• _Dataset entries_:
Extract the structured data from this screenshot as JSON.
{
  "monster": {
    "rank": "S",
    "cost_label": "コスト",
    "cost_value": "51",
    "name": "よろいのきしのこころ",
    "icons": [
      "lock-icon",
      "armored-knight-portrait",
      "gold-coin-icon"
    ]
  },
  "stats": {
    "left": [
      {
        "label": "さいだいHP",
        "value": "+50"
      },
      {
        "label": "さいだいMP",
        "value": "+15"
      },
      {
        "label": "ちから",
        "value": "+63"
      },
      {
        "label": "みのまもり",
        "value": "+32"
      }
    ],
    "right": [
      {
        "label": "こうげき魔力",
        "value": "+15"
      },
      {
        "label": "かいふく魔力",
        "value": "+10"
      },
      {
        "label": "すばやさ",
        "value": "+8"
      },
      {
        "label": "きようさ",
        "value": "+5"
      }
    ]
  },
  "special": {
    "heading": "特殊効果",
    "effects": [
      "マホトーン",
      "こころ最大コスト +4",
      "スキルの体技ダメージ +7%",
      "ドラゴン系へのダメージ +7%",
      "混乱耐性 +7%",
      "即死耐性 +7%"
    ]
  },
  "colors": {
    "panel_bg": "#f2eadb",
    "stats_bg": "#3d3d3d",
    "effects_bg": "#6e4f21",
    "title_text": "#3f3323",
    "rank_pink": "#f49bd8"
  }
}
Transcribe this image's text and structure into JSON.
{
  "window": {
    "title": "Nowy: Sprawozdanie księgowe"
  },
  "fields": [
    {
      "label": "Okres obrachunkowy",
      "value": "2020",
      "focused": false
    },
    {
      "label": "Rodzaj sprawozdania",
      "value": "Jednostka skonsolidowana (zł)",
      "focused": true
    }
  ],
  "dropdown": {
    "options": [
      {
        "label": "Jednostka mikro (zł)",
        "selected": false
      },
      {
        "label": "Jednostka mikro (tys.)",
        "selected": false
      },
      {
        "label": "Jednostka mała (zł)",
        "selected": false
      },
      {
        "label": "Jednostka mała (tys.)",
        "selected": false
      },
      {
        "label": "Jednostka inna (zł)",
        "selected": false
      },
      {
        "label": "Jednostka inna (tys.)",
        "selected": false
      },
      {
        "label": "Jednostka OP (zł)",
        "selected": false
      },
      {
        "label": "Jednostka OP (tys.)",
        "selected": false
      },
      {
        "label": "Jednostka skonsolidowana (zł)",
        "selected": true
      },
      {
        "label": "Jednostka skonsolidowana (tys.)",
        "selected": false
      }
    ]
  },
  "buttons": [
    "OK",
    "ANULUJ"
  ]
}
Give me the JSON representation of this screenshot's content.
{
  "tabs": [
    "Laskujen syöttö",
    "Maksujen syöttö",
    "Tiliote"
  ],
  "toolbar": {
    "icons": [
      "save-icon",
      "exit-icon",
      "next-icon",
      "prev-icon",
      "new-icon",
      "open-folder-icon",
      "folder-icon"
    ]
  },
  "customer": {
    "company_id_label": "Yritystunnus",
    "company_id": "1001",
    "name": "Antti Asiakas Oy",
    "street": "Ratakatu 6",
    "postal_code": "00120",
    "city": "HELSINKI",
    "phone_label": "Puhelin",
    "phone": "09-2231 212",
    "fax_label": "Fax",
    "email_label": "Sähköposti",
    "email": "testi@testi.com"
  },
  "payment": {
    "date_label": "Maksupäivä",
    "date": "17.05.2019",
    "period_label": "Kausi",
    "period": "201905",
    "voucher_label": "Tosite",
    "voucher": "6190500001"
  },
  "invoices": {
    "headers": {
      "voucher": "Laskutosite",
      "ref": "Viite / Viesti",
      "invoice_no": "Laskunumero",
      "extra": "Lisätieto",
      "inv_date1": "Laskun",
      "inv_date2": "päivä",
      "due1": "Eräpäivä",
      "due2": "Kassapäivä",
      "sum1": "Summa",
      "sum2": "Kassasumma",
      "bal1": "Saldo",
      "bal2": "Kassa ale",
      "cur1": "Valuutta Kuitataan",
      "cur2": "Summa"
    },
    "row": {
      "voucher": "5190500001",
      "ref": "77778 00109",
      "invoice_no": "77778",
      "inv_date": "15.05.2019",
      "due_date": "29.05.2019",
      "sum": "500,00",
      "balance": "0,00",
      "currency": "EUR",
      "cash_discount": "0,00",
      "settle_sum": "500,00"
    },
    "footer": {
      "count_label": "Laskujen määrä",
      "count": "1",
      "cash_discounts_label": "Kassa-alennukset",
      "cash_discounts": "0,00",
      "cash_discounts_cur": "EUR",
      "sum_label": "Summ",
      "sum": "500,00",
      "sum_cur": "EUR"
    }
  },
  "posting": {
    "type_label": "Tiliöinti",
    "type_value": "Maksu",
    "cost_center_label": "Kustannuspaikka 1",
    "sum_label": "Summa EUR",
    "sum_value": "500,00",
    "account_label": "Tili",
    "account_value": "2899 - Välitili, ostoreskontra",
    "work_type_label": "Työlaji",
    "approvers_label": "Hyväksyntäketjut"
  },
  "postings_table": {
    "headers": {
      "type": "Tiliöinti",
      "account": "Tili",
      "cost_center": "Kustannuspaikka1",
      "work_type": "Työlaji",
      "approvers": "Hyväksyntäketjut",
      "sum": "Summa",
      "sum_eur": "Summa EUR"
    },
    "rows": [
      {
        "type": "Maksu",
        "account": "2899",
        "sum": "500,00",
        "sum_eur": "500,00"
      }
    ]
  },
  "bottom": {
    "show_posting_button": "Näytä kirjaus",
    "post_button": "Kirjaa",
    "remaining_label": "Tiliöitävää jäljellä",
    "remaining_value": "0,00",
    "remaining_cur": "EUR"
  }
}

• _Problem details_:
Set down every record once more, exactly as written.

• _Answer below_:
Extract the structured data from this screenshot as JSON.
{
  "monster": {
    "rank": "S",
    "cost_label": "コスト",
    "cost_value": "51",
    "name": "よろいのきしのこころ",
    "icons": [
      "lock-icon",
      "armored-knight-portrait",
      "gold-coin-icon"
    ]
  },
  "stats": {
    "left": [
      {
        "label": "さいだいHP",
        "value": "+50"
      },
      {
        "label": "さいだいMP",
        "value": "+15"
      },
      {
        "label": "ちから",
        "value": "+63"
      },
      {
        "label": "みのまもり",
        "value": "+32"
      }
    ],
    "right": [
      {
        "label": "こうげき魔力",
        "value": "+15"
      },
      {
        "label": "かいふく魔力",
        "value": "+10"
      },
      {
        "label": "すばやさ",
        "value": "+8"
      },
      {
        "label": "きようさ",
        "value": "+5"
      }
    ]
  },
  "special": {
    "heading": "特殊効果",
    "effects": [
      "マホトーン",
      "こころ最大コスト +4",
      "スキルの体技ダメージ +7%",
      "ドラゴン系へのダメージ +7%",
      "混乱耐性 +7%",
      "即死耐性 +7%"
    ]
  },
  "colors": {
    "panel_bg": "#f2eadb",
    "stats_bg": "#3d3d3d",
    "effects_bg": "#6e4f21",
    "title_text": "#3f3323",
    "rank_pink": "#f49bd8"
  }
}
Transcribe this image's text and structure into JSON.
{
  "window": {
    "title": "Nowy: Sprawozdanie księgowe"
  },
  "fields": [
    {
      "label": "Okres obrachunkowy",
      "value": "2020",
      "focused": false
    },
    {
      "label": "Rodzaj sprawozdania",
      "value": "Jednostka skonsolidowana (zł)",
      "focused": true
    }
  ],
  "dropdown": {
    "options": [
      {
        "label": "Jednostka mikro (zł)",
        "selected": false
      },
      {
        "label": "Jednostka mikro (tys.)",
        "selected": false
      },
      {
        "label": "Jednostka mała (zł)",
        "selected": false
      },
      {
        "label": "Jednostka mała (tys.)",
        "selected": false
      },
      {
        "label": "Jednostka inna (zł)",
        "selected": false
      },
      {
        "label": "Jednostka inna (tys.)",
        "selected": false
      },
      {
        "label": "Jednostka OP (zł)",
        "selected": false
      },
      {
        "label": "Jednostka OP (tys.)",
        "selected": false
      },
      {
        "label": "Jednostka skonsolidowana (zł)",
        "selected": true
      },
      {
        "label": "Jednostka skonsolidowana (tys.)",
        "selected": false
      }
    ]
  },
  "buttons": [
    "OK",
    "ANULUJ"
  ]
}
Give me the JSON representation of this screenshot's content.
{
  "tabs": [
    "Laskujen syöttö",
    "Maksujen syöttö",
    "Tiliote"
  ],
  "toolbar": {
    "icons": [
      "save-icon",
      "exit-icon",
      "next-icon",
      "prev-icon",
      "new-icon",
      "open-folder-icon",
      "folder-icon"
    ]
  },
  "customer": {
    "company_id_label": "Yritystunnus",
    "company_id": "1001",
    "name": "Antti Asiakas Oy",
    "street": "Ratakatu 6",
    "postal_code": "00120",
    "city": "HELSINKI",
    "phone_label": "Puhelin",
    "phone": "09-2231 212",
    "fax_label": "Fax",
    "email_label": "Sähköposti",
    "email": "testi@testi.com"
  },
  "payment": {
    "date_label": "Maksupäivä",
    "date": "17.05.2019",
    "period_label": "Kausi",
    "period": "201905",
    "voucher_label": "Tosite",
    "voucher": "6190500001"
  },
  "invoices": {
    "headers": {
      "voucher": "Laskutosite",
      "ref": "Viite / Viesti",
      "invoice_no": "Laskunumero",
      "extra": "Lisätieto",
      "inv_date1": "Laskun",
      "inv_date2": "päivä",
      "due1": "Eräpäivä",
      "due2": "Kassapäivä",
      "sum1": "Summa",
      "sum2": "Kassasumma",
      "bal1": "Saldo",
      "bal2": "Kassa ale",
      "cur1": "Valuutta Kuitataan",
      "cur2": "Summa"
    },
    "row": {
      "voucher": "5190500001",
      "ref": "77778 00109",
      "invoice_no": "77778",
      "inv_date": "15.05.2019",
      "due_date": "29.05.2019",
      "sum": "500,00",
      "balance": "0,00",
      "currency": "EUR",
      "cash_discount": "0,00",
      "settle_sum": "500,00"
    },
    "footer": {
      "count_label": "Laskujen määrä",
      "count": "1",
      "cash_discounts_label": "Kassa-alennukset",
      "cash_discounts": "0,00",
      "cash_discounts_cur": "EUR",
      "sum_label": "Summ",
      "sum": "500,00",
      "sum_cur": "EUR"
    }
  },
  "posting": {
    "type_label": "Tiliöinti",
    "type_value": "Maksu",
    "cost_center_label": "Kustannuspaikka 1",
    "sum_label": "Summa EUR",
    "sum_value": "500,00",
    "account_label": "Tili",
    "account_value": "2899 - Välitili, ostoreskontra",
    "work_type_label": "Työlaji",
    "approvers_label": "Hyväksyntäketjut"
  },
  "postings_table": {
    "headers": {
      "type": "Tiliöinti",
      "account": "Tili",
      "cost_center": "Kustannuspaikka1",
      "work_type": "Työlaji",
      "approvers": "Hyväksyntäketjut",
      "sum": "Summa",
      "sum_eur": "Summa EUR"
    },
    "rows": [
      {
        "type": "Maksu",
        "account": "2899",
        "sum": "500,00",
        "sum_eur": "500,00"
      }
    ]
  },
  "bottom": {
    "show_posting_button": "Näytä kirjaus",
    "post_button": "Kirjaa",
    "remaining_label": "Tiliöitävää jäljellä",
    "remaining_value": "0,00",
    "remaining_cur": "EUR"
  }
}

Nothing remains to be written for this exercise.